Viki has been offering its users ad-supported and subscription-based TV shows from around the world for some time. The company, which is owned by Japan’s Rakuten, has traditionally focused on content from Hong Kong, China, Taiwan and Japan, with the occasional breakout hit coming from unlikely places like Turkey.
Nam said that it will add more content from other destinations soon. Viki, she added, wants to be a “global Hulu,” catering to a new generation of viewers that was raised on YouTube, has traveled the world, and is now looking for content from other sources than the traditional cable channels. Viewers that prefer Korean dramas over Hollywood remakes. “The next Hollywood is going to come from Asia,” she said.
That kind of thinking unites her with her competition over at Crunchyroll as well as DramaFever, another startup focusing on Korean dramas. But while all these companies have been tapping into similar sources of content, they also all have different approaches toward bringing this content to audiences in the U.S. and elsewhere.
Crunchyroll has been focusing primarily on paid subscriptions, a model that has worked well for the site’s core constituency of Anime fans. But when Crunchyroll tried to use the same model for its Korean content offshoot Kdrama.com, it struggled to compete with DramaFever and Viki.
The company then tried to tap into an existing audience by acquiring Soompi in 2014, but now it looks like that bet didn’t work out either — or it may just not be core to what Chernin’s team now aims to do with the service. Crunchyroll was acquired by Otter Media, the online video venture jointly owned by AT&T and Peter Chernin, at the end of 2013.
The company has since quietly built a corporate umbrella dubbed Ellation around Crunchyroll, which aims to build “premium video experiences for passionate fans,” according to a newly launched corporate website — a bet that doesn’t include Soompi anymore.

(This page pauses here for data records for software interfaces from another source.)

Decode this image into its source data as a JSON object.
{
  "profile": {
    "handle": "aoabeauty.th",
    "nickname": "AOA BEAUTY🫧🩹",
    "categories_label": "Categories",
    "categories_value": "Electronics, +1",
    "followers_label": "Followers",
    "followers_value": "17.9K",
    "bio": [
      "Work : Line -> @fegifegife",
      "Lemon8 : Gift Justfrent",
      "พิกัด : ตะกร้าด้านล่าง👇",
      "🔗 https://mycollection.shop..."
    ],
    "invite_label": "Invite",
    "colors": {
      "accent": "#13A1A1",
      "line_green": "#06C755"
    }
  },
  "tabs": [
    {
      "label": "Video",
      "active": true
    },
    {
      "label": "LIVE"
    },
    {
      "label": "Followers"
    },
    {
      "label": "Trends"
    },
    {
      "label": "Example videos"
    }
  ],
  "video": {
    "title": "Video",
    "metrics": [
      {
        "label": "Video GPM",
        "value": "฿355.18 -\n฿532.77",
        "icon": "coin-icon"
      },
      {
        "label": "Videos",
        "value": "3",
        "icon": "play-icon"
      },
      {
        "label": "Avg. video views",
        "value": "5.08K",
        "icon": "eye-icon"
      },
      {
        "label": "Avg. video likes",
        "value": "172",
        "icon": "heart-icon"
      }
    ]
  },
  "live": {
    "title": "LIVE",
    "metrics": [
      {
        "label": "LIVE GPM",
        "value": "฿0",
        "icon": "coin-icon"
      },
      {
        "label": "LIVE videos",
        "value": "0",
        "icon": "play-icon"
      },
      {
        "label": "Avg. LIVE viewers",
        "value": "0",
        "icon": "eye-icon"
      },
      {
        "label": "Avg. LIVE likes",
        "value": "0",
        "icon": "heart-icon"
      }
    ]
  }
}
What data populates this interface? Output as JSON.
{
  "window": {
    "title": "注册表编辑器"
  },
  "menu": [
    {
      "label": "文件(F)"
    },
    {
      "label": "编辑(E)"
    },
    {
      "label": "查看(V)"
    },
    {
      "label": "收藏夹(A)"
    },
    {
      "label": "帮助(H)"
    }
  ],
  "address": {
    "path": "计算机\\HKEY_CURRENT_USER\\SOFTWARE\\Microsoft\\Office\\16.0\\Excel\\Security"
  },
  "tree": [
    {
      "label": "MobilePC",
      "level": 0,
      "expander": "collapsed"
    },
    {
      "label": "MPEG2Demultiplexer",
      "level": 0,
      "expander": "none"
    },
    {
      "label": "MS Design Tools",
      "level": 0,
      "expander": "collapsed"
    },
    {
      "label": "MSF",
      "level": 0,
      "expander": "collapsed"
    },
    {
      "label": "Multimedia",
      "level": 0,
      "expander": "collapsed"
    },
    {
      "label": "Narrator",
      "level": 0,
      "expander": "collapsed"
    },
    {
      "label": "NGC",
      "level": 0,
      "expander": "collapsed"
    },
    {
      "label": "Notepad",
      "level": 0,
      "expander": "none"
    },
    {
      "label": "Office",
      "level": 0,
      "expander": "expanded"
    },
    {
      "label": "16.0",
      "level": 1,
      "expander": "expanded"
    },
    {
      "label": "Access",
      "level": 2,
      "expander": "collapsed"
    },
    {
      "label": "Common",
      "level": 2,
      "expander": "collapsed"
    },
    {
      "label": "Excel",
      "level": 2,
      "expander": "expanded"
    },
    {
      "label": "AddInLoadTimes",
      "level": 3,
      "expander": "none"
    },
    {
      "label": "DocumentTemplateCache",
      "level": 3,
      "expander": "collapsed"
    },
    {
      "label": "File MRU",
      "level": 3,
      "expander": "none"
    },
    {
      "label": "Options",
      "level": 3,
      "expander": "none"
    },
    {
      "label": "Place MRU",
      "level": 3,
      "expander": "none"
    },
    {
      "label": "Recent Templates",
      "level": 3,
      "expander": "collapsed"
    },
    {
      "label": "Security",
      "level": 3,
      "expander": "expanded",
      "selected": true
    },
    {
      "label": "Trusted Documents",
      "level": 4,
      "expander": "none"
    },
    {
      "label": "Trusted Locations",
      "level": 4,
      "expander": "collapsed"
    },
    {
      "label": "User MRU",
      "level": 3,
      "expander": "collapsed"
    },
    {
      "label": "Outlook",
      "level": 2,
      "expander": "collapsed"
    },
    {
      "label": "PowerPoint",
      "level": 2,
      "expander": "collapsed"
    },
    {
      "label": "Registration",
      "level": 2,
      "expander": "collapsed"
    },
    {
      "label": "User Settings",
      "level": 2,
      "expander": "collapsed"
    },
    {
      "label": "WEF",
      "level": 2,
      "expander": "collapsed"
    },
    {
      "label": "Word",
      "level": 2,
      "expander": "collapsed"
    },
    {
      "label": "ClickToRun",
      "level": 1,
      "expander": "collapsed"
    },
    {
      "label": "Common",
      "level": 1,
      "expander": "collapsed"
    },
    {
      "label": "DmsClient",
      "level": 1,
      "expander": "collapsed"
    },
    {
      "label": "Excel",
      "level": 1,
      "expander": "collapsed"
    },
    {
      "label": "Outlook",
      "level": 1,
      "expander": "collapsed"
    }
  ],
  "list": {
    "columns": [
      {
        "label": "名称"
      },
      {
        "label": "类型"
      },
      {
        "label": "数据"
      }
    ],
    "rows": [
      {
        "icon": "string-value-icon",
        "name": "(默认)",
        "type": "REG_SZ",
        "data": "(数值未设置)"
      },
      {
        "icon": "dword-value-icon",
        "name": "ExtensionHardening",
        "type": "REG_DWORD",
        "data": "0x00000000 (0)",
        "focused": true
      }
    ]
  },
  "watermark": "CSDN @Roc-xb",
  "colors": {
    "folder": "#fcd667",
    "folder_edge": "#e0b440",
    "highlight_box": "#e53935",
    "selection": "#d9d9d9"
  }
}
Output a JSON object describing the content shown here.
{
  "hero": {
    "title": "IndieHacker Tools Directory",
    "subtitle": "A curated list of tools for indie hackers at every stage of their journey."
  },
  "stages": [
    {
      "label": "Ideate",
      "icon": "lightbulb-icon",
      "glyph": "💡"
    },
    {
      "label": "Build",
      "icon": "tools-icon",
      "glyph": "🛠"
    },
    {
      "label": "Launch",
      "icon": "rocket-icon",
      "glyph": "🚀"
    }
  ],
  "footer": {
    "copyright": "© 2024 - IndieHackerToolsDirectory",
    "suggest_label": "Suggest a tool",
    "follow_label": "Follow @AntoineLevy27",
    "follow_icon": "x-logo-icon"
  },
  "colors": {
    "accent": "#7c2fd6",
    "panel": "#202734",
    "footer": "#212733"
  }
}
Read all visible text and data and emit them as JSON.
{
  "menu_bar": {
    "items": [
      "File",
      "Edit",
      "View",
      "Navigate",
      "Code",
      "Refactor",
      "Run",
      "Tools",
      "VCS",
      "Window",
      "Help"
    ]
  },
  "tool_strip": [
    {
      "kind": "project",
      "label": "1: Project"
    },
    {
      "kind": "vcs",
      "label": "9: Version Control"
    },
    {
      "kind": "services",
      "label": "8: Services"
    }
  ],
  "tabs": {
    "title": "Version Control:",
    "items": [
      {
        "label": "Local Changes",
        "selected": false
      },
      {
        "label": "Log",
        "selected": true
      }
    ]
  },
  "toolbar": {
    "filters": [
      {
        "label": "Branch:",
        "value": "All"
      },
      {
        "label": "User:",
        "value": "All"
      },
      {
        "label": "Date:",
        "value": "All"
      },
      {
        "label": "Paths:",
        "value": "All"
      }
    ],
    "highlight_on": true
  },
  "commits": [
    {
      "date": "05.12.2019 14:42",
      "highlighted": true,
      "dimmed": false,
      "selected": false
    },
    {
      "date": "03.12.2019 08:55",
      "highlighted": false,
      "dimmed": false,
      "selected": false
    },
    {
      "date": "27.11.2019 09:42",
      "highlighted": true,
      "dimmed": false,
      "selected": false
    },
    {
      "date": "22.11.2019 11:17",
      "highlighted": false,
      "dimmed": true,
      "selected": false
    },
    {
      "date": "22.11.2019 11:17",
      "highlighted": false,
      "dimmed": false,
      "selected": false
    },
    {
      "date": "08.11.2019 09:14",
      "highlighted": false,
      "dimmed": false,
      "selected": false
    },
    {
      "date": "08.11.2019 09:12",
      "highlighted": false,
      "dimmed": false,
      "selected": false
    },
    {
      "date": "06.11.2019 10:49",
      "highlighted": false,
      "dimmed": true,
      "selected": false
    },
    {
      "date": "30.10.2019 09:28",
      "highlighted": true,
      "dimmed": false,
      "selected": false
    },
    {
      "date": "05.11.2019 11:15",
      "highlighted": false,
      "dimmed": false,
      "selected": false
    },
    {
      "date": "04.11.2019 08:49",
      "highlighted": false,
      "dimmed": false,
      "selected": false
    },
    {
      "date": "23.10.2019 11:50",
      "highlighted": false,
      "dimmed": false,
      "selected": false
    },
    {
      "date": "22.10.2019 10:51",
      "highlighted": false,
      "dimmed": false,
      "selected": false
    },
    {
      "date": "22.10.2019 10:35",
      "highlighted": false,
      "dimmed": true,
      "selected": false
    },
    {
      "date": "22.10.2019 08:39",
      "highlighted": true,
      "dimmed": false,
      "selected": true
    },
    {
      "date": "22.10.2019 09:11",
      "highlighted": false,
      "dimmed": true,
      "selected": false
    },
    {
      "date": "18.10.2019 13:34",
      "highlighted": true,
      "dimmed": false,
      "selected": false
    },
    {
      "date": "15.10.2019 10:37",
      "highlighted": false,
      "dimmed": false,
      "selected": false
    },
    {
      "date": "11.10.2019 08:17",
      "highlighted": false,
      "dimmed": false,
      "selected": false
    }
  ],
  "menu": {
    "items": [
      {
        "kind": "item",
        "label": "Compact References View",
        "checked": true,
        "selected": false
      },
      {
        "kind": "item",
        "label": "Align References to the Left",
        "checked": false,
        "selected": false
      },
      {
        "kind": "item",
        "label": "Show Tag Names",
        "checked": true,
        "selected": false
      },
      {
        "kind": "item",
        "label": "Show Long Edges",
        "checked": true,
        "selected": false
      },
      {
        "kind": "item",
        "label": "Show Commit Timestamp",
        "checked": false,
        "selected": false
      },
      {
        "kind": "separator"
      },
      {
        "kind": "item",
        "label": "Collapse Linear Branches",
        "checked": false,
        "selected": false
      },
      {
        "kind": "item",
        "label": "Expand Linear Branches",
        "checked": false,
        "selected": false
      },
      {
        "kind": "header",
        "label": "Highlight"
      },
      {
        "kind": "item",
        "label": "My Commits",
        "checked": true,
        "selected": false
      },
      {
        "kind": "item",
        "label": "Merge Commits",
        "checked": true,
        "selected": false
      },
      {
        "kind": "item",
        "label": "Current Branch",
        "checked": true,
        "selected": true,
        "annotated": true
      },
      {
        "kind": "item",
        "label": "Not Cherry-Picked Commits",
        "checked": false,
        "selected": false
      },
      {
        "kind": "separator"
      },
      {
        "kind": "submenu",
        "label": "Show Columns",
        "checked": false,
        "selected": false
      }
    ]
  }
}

A spokesperson for Otter Media declined to comment on the sale of Soompi.